Information supplied:
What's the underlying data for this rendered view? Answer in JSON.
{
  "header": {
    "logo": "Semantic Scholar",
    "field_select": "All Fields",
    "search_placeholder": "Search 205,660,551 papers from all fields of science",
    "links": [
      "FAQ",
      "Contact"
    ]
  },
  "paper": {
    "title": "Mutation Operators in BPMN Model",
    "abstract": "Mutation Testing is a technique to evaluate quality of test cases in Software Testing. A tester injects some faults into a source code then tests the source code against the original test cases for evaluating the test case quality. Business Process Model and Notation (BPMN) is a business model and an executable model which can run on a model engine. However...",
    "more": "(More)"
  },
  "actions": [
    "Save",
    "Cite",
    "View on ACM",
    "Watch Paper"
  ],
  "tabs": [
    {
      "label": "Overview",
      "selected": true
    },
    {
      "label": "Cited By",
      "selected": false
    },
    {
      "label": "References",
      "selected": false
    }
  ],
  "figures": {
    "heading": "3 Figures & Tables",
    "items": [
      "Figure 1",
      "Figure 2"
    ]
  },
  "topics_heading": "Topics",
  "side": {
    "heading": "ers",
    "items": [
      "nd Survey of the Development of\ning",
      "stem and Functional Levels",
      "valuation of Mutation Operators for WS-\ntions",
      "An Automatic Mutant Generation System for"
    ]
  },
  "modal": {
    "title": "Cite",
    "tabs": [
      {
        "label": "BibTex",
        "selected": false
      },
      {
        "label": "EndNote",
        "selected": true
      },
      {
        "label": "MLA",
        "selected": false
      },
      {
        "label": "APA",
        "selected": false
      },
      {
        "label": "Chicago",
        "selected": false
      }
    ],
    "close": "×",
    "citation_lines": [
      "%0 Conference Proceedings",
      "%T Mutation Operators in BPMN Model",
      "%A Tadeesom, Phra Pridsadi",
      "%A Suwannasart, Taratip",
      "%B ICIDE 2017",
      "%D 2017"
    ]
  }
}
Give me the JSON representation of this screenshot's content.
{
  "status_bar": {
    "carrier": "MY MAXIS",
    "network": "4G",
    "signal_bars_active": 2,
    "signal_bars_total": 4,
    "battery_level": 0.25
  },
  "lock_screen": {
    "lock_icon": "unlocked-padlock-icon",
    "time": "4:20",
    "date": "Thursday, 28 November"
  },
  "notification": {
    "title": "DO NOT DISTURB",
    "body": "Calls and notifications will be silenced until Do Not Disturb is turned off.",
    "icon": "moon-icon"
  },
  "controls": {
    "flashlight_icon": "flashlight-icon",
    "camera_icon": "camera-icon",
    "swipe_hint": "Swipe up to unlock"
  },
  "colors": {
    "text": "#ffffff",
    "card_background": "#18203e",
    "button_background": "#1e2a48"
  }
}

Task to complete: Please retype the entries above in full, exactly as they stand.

The completed task:
What's the underlying data for this rendered view? Answer in JSON.
{
  "header": {
    "logo": "Semantic Scholar",
    "field_select": "All Fields",
    "search_placeholder": "Search 205,660,551 papers from all fields of science",
    "links": [
      "FAQ",
      "Contact"
    ]
  },
  "paper": {
    "title": "Mutation Operators in BPMN Model",
    "abstract": "Mutation Testing is a technique to evaluate quality of test cases in Software Testing. A tester injects some faults into a source code then tests the source code against the original test cases for evaluating the test case quality. Business Process Model and Notation (BPMN) is a business model and an executable model which can run on a model engine. However...",
    "more": "(More)"
  },
  "actions": [
    "Save",
    "Cite",
    "View on ACM",
    "Watch Paper"
  ],
  "tabs": [
    {
      "label": "Overview",
      "selected": true
    },
    {
      "label": "Cited By",
      "selected": false
    },
    {
      "label": "References",
      "selected": false
    }
  ],
  "figures": {
    "heading": "3 Figures & Tables",
    "items": [
      "Figure 1",
      "Figure 2"
    ]
  },
  "topics_heading": "Topics",
  "side": {
    "heading": "ers",
    "items": [
      "nd Survey of the Development of\ning",
      "stem and Functional Levels",
      "valuation of Mutation Operators for WS-\ntions",
      "An Automatic Mutant Generation System for"
    ]
  },
  "modal": {
    "title": "Cite",
    "tabs": [
      {
        "label": "BibTex",
        "selected": false
      },
      {
        "label": "EndNote",
        "selected": true
      },
      {
        "label": "MLA",
        "selected": false
      },
      {
        "label": "APA",
        "selected": false
      },
      {
        "label": "Chicago",
        "selected": false
      }
    ],
    "close": "×",
    "citation_lines": [
      "%0 Conference Proceedings",
      "%T Mutation Operators in BPMN Model",
      "%A Tadeesom, Phra Pridsadi",
      "%A Suwannasart, Taratip",
      "%B ICIDE 2017",
      "%D 2017"
    ]
  }
}
Give me the JSON representation of this screenshot's content.
{
  "status_bar": {
    "carrier": "MY MAXIS",
    "network": "4G",
    "signal_bars_active": 2,
    "signal_bars_total": 4,
    "battery_level": 0.25
  },
  "lock_screen": {
    "lock_icon": "unlocked-padlock-icon",
    "time": "4:20",
    "date": "Thursday, 28 November"
  },
  "notification": {
    "title": "DO NOT DISTURB",
    "body": "Calls and notifications will be silenced until Do Not Disturb is turned off.",
    "icon": "moon-icon"
  },
  "controls": {
    "flashlight_icon": "flashlight-icon",
    "camera_icon": "camera-icon",
    "swipe_hint": "Swipe up to unlock"
  },
  "colors": {
    "text": "#ffffff",
    "card_background": "#18203e",
    "button_background": "#1e2a48"
  }
}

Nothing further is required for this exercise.